Where should I start upgrading this bike from the pawn shop?
What’s the best trailbike for a
guy who doesn’t descend all that
much? This bike or that bike?
Why do kids grow so fast?
We love answering these
questions and many more every
month. Got a question of your
own? All you need to do is visit
our website ( www.mbaction.com)
and click the “Ask MBA” tab.
Scroll to the bottom of the page
and hit the link to ask your
KNOW WHEN TO FOLD ’EM
Q: Got a Fisher Joshua from my local
pawnshop. I’ve upgraded to a SRAM
X9 drivetrain, a Marzochi 44 fork, a
DT Swiss shock and Sun Ringle rims.
The longer-travel shock raised the
bottom bracket really far off the ground
and causes the lower tube of the
rear frame triangle to no longer be
perpendicular to the ground. What
impact is this having on how the bike
rides? Can you give me some feedback
on the Joshua?
—John, who should save his money
A: The Fisher Joshua was an okay
bike for its time, but it is getting up
there in years. Keep an eye on the head
tube area (the tube that the fork goes
through) for cracks. In fact, keep an
eye on every weld and tube bend on the
frame and stays. That bike is past its
freshness date by a number of years.

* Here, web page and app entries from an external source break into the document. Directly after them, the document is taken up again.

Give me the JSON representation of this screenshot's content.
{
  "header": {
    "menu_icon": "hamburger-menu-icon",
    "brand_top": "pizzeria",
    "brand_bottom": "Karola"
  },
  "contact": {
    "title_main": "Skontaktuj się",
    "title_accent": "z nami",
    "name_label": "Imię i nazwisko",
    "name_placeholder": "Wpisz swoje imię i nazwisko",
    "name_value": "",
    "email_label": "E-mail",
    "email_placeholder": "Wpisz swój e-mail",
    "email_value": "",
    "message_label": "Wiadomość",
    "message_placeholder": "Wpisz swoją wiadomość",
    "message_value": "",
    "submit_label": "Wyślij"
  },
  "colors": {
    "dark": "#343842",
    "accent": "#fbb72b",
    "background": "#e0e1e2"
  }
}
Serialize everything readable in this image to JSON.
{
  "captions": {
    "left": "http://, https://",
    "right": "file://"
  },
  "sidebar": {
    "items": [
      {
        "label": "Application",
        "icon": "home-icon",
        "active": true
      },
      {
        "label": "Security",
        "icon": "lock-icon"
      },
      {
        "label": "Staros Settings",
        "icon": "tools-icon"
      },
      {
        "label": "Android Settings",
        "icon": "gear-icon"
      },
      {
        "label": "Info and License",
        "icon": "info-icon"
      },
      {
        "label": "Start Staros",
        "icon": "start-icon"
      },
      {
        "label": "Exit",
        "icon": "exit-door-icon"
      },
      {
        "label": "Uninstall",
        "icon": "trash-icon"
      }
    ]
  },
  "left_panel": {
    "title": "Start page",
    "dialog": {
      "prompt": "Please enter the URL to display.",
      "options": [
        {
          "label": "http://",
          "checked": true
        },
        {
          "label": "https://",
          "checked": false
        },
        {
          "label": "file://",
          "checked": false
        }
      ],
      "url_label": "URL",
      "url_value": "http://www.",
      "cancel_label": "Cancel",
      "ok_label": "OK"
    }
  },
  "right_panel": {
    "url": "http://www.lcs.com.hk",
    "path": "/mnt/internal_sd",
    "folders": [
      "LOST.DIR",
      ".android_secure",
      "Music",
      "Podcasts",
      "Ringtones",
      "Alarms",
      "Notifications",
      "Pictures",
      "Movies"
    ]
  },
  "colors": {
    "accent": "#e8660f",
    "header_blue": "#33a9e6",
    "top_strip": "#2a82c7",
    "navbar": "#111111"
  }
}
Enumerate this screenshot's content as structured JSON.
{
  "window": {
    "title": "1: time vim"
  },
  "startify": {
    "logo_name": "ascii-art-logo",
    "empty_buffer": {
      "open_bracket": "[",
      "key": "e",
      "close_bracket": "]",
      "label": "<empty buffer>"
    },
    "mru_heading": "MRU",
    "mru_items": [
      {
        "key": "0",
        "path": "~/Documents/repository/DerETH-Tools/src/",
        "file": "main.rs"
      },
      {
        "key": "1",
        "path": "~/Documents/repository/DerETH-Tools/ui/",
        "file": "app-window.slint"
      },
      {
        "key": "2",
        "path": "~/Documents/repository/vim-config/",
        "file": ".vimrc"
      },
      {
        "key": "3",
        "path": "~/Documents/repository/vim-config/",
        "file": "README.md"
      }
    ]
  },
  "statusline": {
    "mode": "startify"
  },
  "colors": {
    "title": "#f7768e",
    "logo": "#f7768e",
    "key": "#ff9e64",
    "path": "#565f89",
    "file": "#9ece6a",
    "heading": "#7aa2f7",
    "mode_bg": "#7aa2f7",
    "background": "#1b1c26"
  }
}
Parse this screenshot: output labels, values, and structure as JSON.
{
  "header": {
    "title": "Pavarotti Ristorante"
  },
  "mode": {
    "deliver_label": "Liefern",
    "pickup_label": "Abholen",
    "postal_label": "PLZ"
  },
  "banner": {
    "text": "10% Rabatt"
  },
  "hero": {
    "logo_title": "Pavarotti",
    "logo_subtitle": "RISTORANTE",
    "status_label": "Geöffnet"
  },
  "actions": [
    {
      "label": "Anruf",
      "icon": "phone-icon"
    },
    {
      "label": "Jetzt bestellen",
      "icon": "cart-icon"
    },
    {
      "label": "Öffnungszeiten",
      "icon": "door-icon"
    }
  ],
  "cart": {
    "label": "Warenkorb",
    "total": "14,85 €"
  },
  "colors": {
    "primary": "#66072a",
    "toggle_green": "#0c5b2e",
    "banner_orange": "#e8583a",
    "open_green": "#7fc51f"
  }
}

Our first bit of advice is not to sink
any more money into the Joshua. Save
all that dough for a new bike in the
Second, it sounds like you are having
fun experimenting with components,
and there is nothing wrong with that.
Some things will work, and some things
won’t. That said, we wouldn’t do what
you have done. It is too radical, and
you are totally changing your bike’s
riding personality. Going to a longer-travel fork is a bad idea, and going to a
different-length shock is a horrible idea.
Anything you change on the bike
will affect other components on the
bike. When you put on a longer fork,
you raise the bottom bracket and slacken the steering (that makes it slower),
adding a ton more stress to the frame.
A longer shock makes the bike steer
quicker and may cause some issues
when you bottom the suspension.
There will be problems with tire clearance, cable routing and your drivetrain.
Ride your bike and save your bucks
for a new bike that does everything you
want it to do. You sound like the king
of finding good deals, so keep your eyes
A TRAILBIKE FOR
Q: I wanted to know your opinion:
Specialized Stumpjumper FSR EVO 26
or Yeti SB66c. I ride open trails, loose
terrain, not much downhill, mostly
cross-country with occasional climbs
and descents, and I’m 5 foot 9.
—Julio, who might want to look in a
A: That’s a tough call between those
two. If you’re looking for an aggressive
trailbike, either one will suit you very
well. However, with your description
of your riding, we think you may want
to look at something else to really get
the best experience. The Stumpjumper
EVO and SB66c are both bikes that
love to rip downhills. They aren’t
going to pedal as well as many shorter-
travel trail options. If you aren’t too
concerned with having a bike that’s
an absolute blast for more aggressive
downhill trails, you might be lugging
around too much bike with one of
For mostly cross-country riding,
you want to check out either a cross-country-specific bike or a short-travel
trailbike. Many riders would be surprised by how capable a 4- or 4.7-inch
travel 29er can be on downhills while
absolutely flying up climbs. If you want
to split the difference between the more
aggressive bikes you mentioned and a
full-blown, cross-country bike, check
out these trailbikes: Specialized Camber
Evo 29, Trek Fuel EX 29, Yeti SB- 95
and Giant’s Trance 27. 5.
MAKE UP MY MIND
Q: Buying my first mountain bike
but not looking to spend over a grand.
I want 27.5-inch wheels and have narrowed it down to two: the Kona Blast
and the KHS Sixfifty 500. Your choice?
—Tony, who can’t decide
A: Both of those companies are
great at delivering a lot of bike for the
money. The tie-breaker for us would be
the bike shop. We’d buy the bike that
is represented by the best bike shop
in your area. Good service after the